He said the five mega factories, if completed, will have a combined floor space of over 2,000,000 sft, reports UNB.“Bangladesh needs to make a lot of efforts to produce and supply more manmade fibre (MMF) so that such a supply chain is established successfully here,” said South Korea-based global conglomerate Youngone Corporation Chairman and CEO Kihak Sung.
He said such efforts will help Bangladesh get a lot of businesses, not losing everything to Vietnam. “That’s my challenge now.”
During an interaction at the KEPZ recently, Sung said they have a budget to invest another US$ 400 million of their investment. “As long as we’re competitive and customers can take our goods and they make a profit, then we can increase it (investment volume).”

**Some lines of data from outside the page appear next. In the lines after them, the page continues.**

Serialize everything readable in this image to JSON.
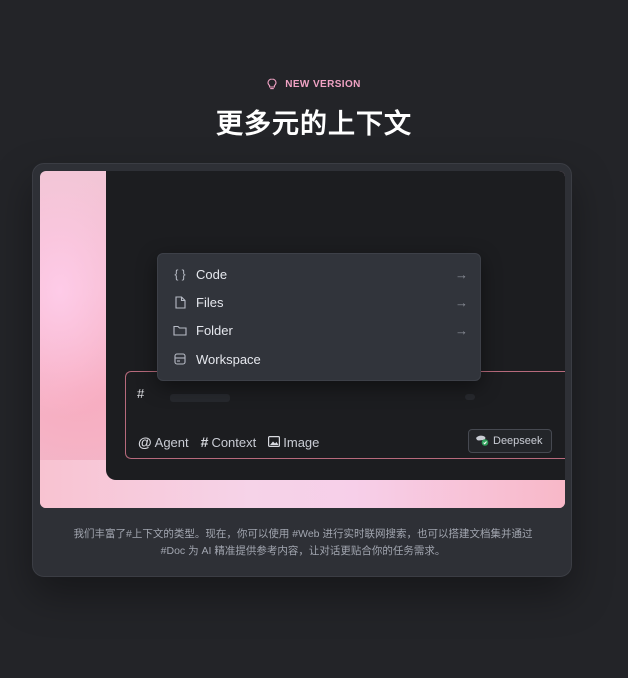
{
  "badge": {
    "label": "NEW VERSION",
    "icon": "lightbulb-icon"
  },
  "title": "更多元的上下文",
  "menu": {
    "items": [
      {
        "label": "Code",
        "icon": "braces-icon",
        "has_arrow": true
      },
      {
        "label": "Files",
        "icon": "file-icon",
        "has_arrow": true
      },
      {
        "label": "Folder",
        "icon": "folder-icon",
        "has_arrow": true
      },
      {
        "label": "Workspace",
        "icon": "workspace-icon",
        "has_arrow": false
      }
    ],
    "arrow_glyph": "→"
  },
  "input": {
    "value": "#",
    "chips": [
      {
        "symbol": "@",
        "label": "Agent"
      },
      {
        "symbol": "#",
        "label": "Context"
      },
      {
        "symbol": "▣",
        "label": "Image"
      }
    ],
    "model_label": "Deepseek"
  },
  "description": {
    "line1": "我们丰富了#上下文的类型。现在，你可以使用 #Web 进行实时联网搜索，也可以搭建文档集并通过",
    "line2": "#Doc 为 AI 精准提供参考内容，让对话更贴合你的任务需求。"
  },
  "colors": {
    "background": "#232428",
    "accent_pink": "#f0a2c4",
    "input_border": "#b76a7c"
  }
}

Youngone already started manufacturing polyester fabrics at the two latest state-of-the-art polyester product factories with a floor space of over 430,000 for each which will be expanded to two more similar units for export and supply of high-quality products to garments and apparel factories in Bangladesh as an import substitute and backward linkage.
“We want to be really supportive of Bangladesh garment factories. We need to make raw materials, garments and everything here,” Sung said, adding that quality energy supply still remains the main challenge.
He said they are applying for the generation of captive power in the KEPZ to meet “essential demand of quality” power supply for the sophisticated textile industries.“We’re appealing to the government to give us a license very quickly so that we can run and produce high quality products for Bangladesh garment factories,” Sung who is also Honorary Chairman of Korean Federation of Textile Industries (KOFOTI).
He laid emphasis on better infrastructure to be able to enhance export as well as making money. “Losing money, doing more production and more export is not sustainable.”
Responding to a question, the immediate past President of the International Textile Manufacturers Federation (ITMF) said Vietnam is doing extremely well and “deserve our attention.”
“I’ve units in Vietnam. They’re doing well and growing faster than Bangladesh.
We need to catch up with that. If we can please our customers with the delivery and quality then customers will naturally rely on us giving more business,” he said.
Sung said they are unable to construct two new factory buildings now due to Gas Ring Main (GRM) pipeline of Karnaphuli Gas Distribution Co, Ltd, currently passing diagonally from north to south in the textile zone.
State Minister for Power, Energy and Mineral Resources Nasrul Hamid has been apprised on the issue and he directed the KGDCL to take necessary steps.
Youngone Chairman Sung said once Youngone is more successful and more comfortable here in Bangladesh, there will be many other companies to join and make a big investment.
“That’s a brighter part of our future. You need jobs,” Sung said, adding that young people in Patiya and Anwara upazila have more job opportunities than ever, which is also a good thing. “I can’t emphasize enough how it is contributing to the economy of Bangladesh.”
Inspired by his love of nature and outdoor pursuits, Sung founded Youngone Corporation in 1974.